Go through the entries below and copy each line containing the word "badge".

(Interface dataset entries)
****************************************

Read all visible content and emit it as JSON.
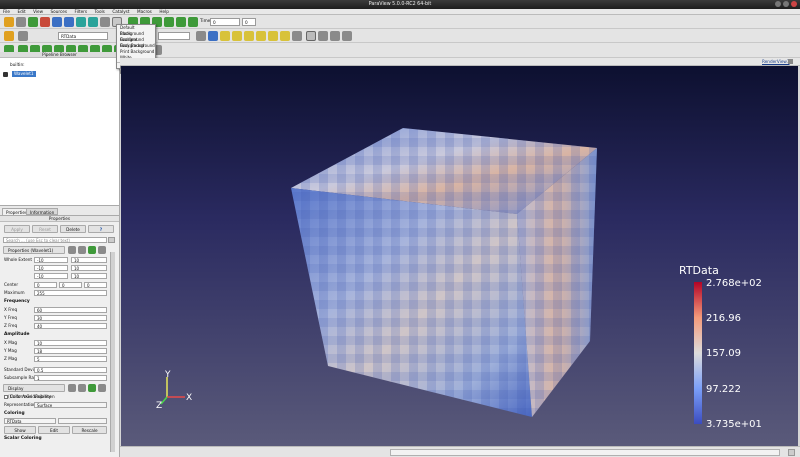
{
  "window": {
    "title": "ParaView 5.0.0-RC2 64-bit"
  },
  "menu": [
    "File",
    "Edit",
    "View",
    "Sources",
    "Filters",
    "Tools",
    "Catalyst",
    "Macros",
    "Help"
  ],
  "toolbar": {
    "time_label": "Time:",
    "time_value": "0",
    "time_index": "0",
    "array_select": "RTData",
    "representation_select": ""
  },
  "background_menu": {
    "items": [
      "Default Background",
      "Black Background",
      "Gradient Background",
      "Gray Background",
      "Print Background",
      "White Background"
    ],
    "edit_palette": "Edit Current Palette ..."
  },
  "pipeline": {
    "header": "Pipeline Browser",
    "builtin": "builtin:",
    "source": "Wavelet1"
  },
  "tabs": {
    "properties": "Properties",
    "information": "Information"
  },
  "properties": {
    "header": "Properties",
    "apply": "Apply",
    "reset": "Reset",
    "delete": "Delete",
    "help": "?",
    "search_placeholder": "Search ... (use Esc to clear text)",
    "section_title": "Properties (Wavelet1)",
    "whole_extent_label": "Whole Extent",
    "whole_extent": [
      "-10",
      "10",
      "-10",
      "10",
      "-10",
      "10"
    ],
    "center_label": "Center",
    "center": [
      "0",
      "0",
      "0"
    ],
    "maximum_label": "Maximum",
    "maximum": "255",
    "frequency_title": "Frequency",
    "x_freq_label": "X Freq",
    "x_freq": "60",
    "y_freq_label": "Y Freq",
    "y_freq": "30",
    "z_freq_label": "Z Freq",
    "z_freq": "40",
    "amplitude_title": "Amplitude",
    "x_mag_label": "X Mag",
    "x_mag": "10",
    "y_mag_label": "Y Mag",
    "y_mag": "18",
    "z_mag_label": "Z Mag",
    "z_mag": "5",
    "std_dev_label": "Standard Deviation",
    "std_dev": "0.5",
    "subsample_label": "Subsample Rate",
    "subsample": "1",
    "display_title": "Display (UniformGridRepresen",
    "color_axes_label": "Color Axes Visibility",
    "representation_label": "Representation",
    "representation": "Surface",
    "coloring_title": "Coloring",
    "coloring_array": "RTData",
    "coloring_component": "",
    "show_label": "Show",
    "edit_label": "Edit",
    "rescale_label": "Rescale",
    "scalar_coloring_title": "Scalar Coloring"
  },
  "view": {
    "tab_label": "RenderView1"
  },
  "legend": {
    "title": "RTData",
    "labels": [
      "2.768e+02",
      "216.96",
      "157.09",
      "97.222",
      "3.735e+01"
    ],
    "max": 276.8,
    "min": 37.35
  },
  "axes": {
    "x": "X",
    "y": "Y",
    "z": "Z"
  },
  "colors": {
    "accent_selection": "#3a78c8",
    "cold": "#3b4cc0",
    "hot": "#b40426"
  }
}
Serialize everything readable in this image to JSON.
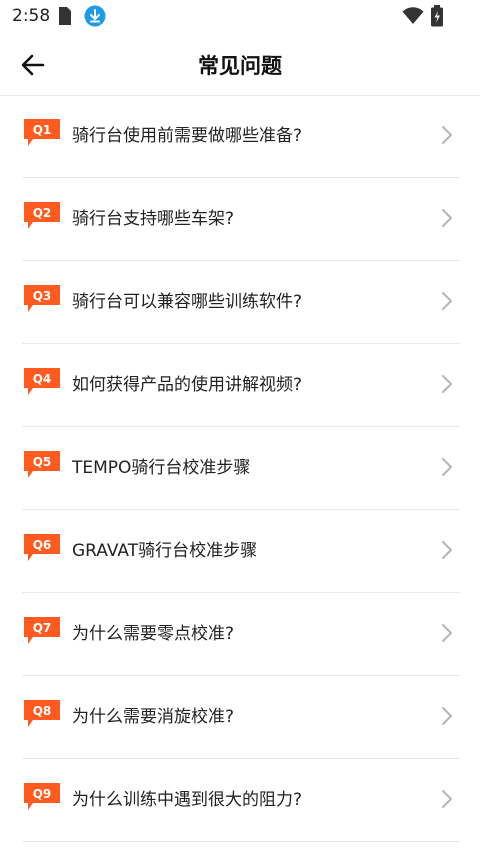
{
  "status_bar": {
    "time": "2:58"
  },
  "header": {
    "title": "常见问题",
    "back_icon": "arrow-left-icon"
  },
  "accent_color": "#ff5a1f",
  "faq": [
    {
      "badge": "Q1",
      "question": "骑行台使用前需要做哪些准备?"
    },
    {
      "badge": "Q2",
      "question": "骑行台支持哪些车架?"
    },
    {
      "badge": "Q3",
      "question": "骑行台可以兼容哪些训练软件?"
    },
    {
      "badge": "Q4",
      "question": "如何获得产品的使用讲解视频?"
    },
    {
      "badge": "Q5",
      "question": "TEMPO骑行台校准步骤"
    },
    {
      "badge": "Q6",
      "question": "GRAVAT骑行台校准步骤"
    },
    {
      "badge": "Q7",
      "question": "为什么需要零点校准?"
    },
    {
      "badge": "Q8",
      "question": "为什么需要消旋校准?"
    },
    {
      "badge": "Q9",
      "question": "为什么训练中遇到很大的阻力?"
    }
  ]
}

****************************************

§ Answer to this task:
      "badge": "Q1",
      "badge": "Q2",
      "badge": "Q3",
      "badge": "Q4",
      "badge": "Q5",
      "badge": "Q6",
      "badge": "Q7",
      "badge": "Q8",
      "badge": "Q9",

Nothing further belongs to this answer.